Social Anxiety Treatment
Social Anxiety is one of the most common problems treated at the Ändern Centre. It is the most common of the anxiety disorders and the third most common psychological problem worldwide, with about 12% of adults experiencing it for a period in their lifetime. Also known as social phobia, it can be seen as an extreme form of shyness. As with most anxiety problems, Cognitive Behavioural Therapy (CBT) treatment is heavily, but not exclusively, focused on overcoming avoidance.
Social anxiety can be defined as the persistent fear of negative evaluation in social or performance situations usually linked to negative self-preoccupation. Sufferers experience a range of problematic thoughts, feelings and behaviours. While sufferers often believe that their problems are insignificant and may fear a lack of understanding from others, the effects of social anxiety can be extremely disabling and severely limit one’s enjoyment of life.
There are two subtypes of social anxiety:
It is a very individualised type of anxiety. One sufferer might be able to give a public speech to upwards of 100 people but yet panic at the thought of meeting others during the canapés and wine afterwards. Another sufferer may enjoy having a social evening with a large number of friends yet panic at the thought of meeting somebody 1:1. However, some of the most commonly feared scenarios involve public speaking, large gatherings, speaking to the opposite sex and work/study based situations.
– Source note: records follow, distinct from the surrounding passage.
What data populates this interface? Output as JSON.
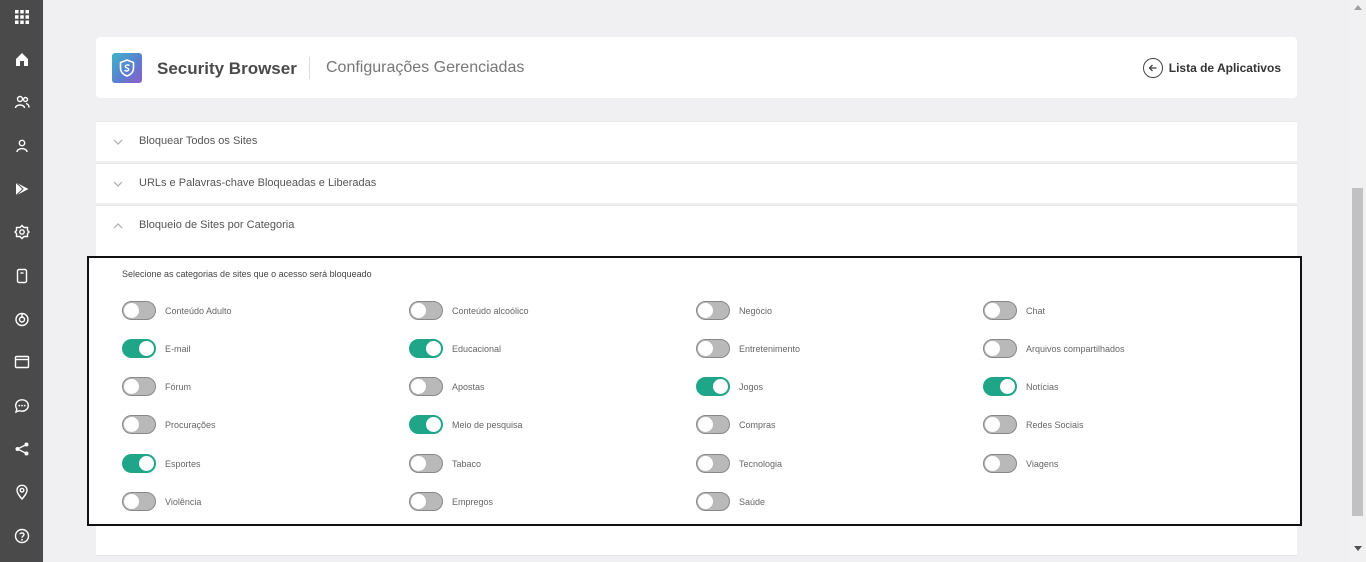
{
  "header": {
    "app_title": "Security Browser",
    "subtitle": "Configurações Gerenciadas",
    "back_label": "Lista de Aplicativos"
  },
  "sidebar": {
    "icons": [
      "apps-grid-icon",
      "home-icon",
      "users-icon",
      "user-icon",
      "play-store-icon",
      "settings-icon",
      "device-icon",
      "power-icon",
      "browser-window-icon",
      "chat-icon",
      "share-icon",
      "location-icon",
      "help-icon"
    ]
  },
  "accordion": [
    {
      "label": "Bloquear Todos os Sites",
      "expanded": false
    },
    {
      "label": "URLs e Palavras-chave Bloqueadas e Liberadas",
      "expanded": false
    },
    {
      "label": "Bloqueio de Sites por Categoria",
      "expanded": true
    }
  ],
  "categories": {
    "instructions": "Selecione as categorias de sites que o acesso será bloqueado",
    "items": [
      {
        "label": "Conteúdo Adulto",
        "on": false
      },
      {
        "label": "Conteúdo alcoólico",
        "on": false
      },
      {
        "label": "Negócio",
        "on": false
      },
      {
        "label": "Chat",
        "on": false
      },
      {
        "label": "E-mail",
        "on": true
      },
      {
        "label": "Educacional",
        "on": true
      },
      {
        "label": "Entretenimento",
        "on": false
      },
      {
        "label": "Arquivos compartilhados",
        "on": false
      },
      {
        "label": "Fórum",
        "on": false
      },
      {
        "label": "Apostas",
        "on": false
      },
      {
        "label": "Jogos",
        "on": true
      },
      {
        "label": "Notícias",
        "on": true
      },
      {
        "label": "Procurações",
        "on": false
      },
      {
        "label": "Meio de pesquisa",
        "on": true
      },
      {
        "label": "Compras",
        "on": false
      },
      {
        "label": "Redes Sociais",
        "on": false
      },
      {
        "label": "Esportes",
        "on": true
      },
      {
        "label": "Tabaco",
        "on": false
      },
      {
        "label": "Tecnologia",
        "on": false
      },
      {
        "label": "Viagens",
        "on": false
      },
      {
        "label": "Violência",
        "on": false
      },
      {
        "label": "Empregos",
        "on": false
      },
      {
        "label": "Saúde",
        "on": false
      }
    ]
  },
  "colors": {
    "sidebar_bg": "#4a4a4a",
    "toggle_on": "#1fa688",
    "toggle_off": "#b9b9b9"
  }
}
Cognitive Behavioural Therapy (CBT) treatment begins with a careful analysis of the specific situations which the socially anxious person finds challenging. At the same time, careful attention is given to the individual’s specific thoughts, feelings and behaviours in key challenging situations. This understanding of specific reactions leads to the formation of an individualised CBT problem conceptualisation and treatment plan.
At the Ändern Centre clients are taught ways of challenging unhelpful thoughts and behaviours whilst also learning to utilise specific tools in problem situations, such as “attentional training”. Clients are further encouraged to take on experiments within social situations that ultimately enable them to overcome their fears and lead more rewarding lives.
Unfortunately social anxiety has comparatively low spontaneous remission rates (i.e. symptoms often do not naturally reduce over time). However it responds particularly well to Cognitive Behavioural Therapy (CBT), with some studies showing up to 70% success rates, making treatment highly recommended.